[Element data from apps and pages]
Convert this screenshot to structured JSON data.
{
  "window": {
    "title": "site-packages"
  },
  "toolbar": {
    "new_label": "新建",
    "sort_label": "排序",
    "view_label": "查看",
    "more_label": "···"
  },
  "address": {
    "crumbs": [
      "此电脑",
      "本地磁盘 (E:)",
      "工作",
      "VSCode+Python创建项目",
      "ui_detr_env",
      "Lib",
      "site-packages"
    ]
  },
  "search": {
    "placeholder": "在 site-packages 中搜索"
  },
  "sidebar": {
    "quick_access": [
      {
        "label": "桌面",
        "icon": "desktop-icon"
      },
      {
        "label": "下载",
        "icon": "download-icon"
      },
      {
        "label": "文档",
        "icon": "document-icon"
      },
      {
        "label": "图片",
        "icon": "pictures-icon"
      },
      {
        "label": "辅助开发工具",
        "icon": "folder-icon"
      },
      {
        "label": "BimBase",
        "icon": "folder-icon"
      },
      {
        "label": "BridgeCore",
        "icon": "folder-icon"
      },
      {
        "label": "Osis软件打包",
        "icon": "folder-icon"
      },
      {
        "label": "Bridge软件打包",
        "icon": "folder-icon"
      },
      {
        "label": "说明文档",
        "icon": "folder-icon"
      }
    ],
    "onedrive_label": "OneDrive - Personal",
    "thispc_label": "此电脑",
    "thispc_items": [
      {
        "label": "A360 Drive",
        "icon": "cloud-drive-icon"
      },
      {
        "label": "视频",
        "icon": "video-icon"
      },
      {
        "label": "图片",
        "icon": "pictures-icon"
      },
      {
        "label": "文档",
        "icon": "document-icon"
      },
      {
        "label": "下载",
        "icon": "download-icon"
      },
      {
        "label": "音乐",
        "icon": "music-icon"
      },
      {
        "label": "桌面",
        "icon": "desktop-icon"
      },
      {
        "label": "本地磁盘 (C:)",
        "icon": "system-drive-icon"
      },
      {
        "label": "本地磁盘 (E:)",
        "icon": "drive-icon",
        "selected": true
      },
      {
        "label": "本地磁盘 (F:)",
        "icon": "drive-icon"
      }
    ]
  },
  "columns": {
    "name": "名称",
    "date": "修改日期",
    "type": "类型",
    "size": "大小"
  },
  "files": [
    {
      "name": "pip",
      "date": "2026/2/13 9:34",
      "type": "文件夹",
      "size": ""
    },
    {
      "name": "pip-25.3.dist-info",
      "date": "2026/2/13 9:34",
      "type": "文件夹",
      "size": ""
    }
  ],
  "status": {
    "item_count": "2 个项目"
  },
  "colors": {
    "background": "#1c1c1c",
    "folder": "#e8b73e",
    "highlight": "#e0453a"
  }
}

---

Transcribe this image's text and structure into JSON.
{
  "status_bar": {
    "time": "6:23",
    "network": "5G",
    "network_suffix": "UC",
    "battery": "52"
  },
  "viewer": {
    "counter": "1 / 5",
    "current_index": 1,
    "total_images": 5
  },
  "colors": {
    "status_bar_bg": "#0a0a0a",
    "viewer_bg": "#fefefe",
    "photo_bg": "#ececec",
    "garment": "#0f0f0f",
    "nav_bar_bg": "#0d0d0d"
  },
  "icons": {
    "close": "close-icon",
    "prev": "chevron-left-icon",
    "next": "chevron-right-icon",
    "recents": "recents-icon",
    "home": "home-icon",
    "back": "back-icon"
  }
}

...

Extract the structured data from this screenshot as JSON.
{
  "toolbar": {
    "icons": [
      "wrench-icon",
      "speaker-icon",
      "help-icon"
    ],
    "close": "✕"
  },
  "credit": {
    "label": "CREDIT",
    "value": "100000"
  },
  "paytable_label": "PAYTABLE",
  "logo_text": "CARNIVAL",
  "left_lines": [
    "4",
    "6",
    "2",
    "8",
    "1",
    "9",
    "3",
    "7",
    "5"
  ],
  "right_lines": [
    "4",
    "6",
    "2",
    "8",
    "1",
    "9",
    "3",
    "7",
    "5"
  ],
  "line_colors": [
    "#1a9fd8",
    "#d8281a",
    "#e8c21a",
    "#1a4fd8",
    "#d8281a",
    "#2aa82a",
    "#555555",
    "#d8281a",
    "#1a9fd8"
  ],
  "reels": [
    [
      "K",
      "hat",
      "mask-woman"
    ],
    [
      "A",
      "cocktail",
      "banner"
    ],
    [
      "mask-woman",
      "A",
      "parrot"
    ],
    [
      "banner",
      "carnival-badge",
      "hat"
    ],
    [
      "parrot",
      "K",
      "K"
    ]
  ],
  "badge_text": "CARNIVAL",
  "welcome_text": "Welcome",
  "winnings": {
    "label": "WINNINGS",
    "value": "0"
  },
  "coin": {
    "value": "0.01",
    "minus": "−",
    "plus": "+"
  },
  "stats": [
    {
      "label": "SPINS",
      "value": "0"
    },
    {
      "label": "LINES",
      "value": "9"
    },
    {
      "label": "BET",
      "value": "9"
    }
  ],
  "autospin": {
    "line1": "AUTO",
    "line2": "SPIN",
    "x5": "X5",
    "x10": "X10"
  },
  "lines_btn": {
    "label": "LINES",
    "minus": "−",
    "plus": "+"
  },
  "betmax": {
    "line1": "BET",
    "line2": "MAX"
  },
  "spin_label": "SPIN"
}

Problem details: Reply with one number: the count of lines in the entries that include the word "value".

Written answer: 6